In 1911, surrounded by racism and segregation, 10 men founded the first historically black fraternity at IU — one of the first of its kind in the country.
One hundred years later, thousands of men and their families came to Indiana to celebrate the fraternity’s centennial from July 2 through July 10.
As part of the celebration, members of Kappa Alpha Psi met in Indianapolis for the fraternity’s 80th Grand Chapter Meeting last week, and nearly 4,000 of the members arrived by 60 buses in Bloomington June 7 to see where it all began.
“This was a matter of trying to reconnect with the founders,” said Evelyn C. Robertson Jr., a Kappa who graduated from Tennessee State in 1962. “The path they traveled was very different than the direction of the fraternity today. This was about connecting to the past, appreciating the adversity and sacrifice.”
Elder Watson Diggs and nine other black IU students founded Kappa Alpha Psi on Jan. 5, 1911, and created a constitution as well as bylaws that have never excluded a man from membership because of color, creed or national origin.
It became the second historically black fraternity incorporated as a national organization and the first national fraternity to be founded at IU.
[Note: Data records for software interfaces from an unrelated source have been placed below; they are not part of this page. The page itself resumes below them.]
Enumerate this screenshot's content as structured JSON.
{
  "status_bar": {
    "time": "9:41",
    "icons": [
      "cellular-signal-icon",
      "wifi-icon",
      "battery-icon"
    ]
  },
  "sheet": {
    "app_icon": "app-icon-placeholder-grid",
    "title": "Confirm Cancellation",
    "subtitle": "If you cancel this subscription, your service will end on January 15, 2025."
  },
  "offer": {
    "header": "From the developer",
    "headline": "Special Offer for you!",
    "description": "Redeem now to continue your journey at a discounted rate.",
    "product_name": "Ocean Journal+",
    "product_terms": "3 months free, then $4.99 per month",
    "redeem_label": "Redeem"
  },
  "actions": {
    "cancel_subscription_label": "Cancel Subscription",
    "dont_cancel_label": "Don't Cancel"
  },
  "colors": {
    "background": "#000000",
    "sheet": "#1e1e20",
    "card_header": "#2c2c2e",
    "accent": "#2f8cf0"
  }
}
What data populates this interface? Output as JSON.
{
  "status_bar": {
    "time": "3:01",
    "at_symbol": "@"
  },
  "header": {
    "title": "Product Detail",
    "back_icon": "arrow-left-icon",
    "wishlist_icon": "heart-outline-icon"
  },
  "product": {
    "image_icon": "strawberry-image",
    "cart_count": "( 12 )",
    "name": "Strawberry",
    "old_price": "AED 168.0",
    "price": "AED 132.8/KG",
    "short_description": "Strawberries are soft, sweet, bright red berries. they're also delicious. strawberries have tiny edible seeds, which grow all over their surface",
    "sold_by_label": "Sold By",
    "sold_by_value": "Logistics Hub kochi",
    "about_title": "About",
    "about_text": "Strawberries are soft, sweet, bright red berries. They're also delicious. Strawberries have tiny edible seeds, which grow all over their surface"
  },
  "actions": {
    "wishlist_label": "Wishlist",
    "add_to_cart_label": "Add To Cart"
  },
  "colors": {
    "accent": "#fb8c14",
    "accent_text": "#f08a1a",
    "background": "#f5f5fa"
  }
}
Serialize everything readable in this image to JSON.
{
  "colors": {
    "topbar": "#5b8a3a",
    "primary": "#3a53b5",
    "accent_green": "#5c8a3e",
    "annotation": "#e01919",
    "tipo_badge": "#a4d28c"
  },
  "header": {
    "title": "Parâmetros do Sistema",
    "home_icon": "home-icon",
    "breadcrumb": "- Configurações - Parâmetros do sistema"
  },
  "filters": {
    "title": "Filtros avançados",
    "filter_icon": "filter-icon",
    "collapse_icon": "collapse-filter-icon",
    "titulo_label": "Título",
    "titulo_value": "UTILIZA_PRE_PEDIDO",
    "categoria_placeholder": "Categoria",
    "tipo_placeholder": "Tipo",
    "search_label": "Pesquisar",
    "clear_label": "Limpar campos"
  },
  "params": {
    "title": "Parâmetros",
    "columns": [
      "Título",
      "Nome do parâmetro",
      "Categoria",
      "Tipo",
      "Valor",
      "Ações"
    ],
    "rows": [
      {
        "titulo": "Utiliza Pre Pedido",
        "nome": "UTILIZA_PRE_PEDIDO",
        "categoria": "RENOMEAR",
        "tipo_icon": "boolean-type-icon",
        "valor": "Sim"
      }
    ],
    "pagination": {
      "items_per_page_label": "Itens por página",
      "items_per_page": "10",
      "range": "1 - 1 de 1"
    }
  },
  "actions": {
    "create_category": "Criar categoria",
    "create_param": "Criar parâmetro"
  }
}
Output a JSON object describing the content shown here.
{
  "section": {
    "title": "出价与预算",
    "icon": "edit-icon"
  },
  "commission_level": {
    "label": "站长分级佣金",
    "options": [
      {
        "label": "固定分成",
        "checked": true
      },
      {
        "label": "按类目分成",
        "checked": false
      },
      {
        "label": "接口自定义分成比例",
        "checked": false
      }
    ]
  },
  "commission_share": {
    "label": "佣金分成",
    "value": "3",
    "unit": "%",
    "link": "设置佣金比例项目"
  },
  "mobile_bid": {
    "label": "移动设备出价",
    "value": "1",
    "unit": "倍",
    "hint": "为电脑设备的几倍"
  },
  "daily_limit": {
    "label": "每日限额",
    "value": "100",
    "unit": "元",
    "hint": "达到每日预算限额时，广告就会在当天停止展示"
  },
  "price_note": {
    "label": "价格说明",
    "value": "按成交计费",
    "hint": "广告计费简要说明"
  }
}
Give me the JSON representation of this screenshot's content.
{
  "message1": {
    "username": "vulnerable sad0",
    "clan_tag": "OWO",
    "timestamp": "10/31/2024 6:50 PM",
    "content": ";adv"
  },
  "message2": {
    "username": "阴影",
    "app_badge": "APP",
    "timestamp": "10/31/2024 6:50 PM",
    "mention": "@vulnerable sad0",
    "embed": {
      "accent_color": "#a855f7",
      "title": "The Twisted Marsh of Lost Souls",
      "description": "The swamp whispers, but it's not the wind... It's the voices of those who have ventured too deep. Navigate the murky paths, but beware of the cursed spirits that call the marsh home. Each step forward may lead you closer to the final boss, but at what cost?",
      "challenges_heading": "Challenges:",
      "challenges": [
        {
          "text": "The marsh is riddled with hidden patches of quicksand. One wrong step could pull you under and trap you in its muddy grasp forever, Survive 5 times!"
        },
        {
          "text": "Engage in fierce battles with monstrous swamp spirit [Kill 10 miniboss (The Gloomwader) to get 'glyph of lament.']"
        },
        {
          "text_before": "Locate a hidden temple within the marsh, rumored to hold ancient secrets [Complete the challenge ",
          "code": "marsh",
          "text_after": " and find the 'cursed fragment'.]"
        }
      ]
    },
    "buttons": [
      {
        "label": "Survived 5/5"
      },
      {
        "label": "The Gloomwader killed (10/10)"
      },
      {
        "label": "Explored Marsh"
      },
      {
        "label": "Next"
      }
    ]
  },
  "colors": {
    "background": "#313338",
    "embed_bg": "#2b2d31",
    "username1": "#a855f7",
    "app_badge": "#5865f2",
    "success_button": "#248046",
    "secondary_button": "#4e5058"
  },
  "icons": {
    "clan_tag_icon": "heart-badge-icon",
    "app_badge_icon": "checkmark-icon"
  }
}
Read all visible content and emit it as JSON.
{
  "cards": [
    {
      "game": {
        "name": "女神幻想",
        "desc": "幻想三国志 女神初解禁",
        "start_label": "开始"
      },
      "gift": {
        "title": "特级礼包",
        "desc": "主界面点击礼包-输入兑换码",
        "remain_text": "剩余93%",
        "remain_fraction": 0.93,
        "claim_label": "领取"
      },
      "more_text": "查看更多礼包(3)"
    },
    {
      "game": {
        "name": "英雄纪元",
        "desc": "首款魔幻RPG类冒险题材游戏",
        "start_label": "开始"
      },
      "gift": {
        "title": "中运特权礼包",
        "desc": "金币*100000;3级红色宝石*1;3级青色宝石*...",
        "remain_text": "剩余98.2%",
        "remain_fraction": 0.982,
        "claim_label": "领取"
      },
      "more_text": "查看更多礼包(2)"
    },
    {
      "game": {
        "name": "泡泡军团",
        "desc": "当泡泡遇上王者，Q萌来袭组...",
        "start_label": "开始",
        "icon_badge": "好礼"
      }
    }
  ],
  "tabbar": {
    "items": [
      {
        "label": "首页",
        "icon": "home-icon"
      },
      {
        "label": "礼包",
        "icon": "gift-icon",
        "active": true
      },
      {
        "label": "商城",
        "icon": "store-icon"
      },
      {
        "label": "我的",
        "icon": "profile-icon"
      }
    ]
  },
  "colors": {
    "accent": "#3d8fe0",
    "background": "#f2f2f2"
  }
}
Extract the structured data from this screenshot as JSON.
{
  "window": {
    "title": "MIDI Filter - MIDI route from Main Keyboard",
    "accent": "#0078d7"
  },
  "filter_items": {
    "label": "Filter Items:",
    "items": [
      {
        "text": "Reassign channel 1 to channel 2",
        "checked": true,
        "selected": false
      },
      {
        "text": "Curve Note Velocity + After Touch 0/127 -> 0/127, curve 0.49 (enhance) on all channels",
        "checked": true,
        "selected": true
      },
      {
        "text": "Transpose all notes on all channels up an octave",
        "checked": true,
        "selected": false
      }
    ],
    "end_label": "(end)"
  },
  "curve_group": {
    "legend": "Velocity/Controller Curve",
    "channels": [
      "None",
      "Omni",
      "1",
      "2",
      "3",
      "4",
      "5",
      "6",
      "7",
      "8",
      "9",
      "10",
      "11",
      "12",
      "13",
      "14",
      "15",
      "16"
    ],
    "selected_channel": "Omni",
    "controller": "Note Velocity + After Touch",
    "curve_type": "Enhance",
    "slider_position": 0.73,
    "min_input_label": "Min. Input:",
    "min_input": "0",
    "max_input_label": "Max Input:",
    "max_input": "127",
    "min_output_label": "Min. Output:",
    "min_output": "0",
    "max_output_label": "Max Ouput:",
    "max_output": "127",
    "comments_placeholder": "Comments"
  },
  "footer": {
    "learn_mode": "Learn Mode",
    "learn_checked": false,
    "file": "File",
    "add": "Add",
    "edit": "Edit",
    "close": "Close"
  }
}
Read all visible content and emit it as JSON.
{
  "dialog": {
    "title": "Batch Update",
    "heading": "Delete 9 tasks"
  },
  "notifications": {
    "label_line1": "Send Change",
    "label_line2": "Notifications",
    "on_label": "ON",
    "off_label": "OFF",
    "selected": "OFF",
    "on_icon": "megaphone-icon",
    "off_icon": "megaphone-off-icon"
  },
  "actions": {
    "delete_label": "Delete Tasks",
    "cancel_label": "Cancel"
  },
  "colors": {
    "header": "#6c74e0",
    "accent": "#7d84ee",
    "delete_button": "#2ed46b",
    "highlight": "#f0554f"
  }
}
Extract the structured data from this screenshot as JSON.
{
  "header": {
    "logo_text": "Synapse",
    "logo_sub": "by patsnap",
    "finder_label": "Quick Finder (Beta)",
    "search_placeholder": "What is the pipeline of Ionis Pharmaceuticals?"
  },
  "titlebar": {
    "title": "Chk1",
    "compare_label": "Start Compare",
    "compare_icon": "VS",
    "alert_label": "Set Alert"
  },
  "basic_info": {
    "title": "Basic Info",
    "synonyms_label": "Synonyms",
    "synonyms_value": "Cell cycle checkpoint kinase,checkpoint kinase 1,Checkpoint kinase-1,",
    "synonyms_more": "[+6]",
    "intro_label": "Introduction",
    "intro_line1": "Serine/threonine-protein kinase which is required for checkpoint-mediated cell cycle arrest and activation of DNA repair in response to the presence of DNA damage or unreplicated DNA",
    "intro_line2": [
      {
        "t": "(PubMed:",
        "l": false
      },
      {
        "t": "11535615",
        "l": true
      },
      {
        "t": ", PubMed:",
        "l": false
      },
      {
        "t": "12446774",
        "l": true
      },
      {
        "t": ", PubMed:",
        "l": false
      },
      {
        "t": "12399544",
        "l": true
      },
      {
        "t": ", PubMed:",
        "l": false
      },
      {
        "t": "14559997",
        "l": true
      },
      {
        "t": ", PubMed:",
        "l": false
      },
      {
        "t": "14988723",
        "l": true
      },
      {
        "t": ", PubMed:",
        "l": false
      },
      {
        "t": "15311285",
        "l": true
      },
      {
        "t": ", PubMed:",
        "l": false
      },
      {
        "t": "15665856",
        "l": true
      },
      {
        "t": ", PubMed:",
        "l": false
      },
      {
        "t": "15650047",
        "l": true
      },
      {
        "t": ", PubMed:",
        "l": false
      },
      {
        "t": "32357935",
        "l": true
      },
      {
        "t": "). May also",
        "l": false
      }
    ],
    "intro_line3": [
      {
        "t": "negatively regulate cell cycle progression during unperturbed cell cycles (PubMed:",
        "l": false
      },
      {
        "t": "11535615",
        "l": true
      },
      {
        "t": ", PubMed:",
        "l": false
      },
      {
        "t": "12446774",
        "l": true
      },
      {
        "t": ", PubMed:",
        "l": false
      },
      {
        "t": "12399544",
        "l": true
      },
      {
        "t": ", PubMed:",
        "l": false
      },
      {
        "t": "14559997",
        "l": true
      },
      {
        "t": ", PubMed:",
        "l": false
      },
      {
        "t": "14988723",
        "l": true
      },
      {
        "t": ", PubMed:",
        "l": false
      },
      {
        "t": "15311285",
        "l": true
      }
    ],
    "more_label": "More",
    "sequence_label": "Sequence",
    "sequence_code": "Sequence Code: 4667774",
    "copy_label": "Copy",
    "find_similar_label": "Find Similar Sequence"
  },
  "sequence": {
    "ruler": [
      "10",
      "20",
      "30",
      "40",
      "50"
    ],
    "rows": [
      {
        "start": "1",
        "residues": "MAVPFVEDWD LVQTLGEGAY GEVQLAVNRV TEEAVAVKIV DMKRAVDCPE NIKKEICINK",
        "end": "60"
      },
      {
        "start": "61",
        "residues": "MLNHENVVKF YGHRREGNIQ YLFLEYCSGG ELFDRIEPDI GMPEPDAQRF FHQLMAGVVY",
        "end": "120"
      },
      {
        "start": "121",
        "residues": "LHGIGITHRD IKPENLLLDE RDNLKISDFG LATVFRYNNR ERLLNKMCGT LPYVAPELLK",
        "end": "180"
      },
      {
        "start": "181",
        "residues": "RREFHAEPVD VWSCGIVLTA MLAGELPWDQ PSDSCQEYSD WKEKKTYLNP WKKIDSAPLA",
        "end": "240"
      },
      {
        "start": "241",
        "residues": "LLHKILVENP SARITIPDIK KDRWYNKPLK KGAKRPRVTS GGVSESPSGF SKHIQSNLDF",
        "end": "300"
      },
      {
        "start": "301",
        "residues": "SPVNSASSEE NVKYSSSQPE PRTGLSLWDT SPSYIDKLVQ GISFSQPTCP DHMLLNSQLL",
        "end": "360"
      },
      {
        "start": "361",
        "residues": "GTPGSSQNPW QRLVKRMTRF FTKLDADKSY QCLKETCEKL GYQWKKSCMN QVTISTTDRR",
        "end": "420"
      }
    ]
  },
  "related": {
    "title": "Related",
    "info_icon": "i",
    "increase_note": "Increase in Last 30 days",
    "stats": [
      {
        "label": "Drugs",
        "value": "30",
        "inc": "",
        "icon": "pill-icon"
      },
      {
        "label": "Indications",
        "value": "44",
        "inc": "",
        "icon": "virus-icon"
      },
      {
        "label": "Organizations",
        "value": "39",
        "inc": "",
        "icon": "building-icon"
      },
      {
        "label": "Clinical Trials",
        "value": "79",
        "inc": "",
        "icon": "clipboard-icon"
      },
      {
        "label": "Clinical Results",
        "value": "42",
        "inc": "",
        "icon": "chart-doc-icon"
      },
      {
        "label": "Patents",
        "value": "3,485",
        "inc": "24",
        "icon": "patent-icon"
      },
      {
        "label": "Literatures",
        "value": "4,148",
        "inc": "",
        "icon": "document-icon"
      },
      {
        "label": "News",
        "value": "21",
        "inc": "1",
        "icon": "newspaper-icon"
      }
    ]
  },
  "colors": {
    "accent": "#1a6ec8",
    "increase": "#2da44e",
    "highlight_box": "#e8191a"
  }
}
Polemarch of Alpha Chapter at IU, senior Aaron Barnes, said the pilgrimage helped put the historical and national significance of the fraternity into perspective.
“This is a great moment of reverence for myself and my brothers,” Barnes said. “We are a reflection of our founders. It’s something we take for granted living here in Bloomington with Alpha Chapter.”
Read the rest of this story at the Indiana Daily Student.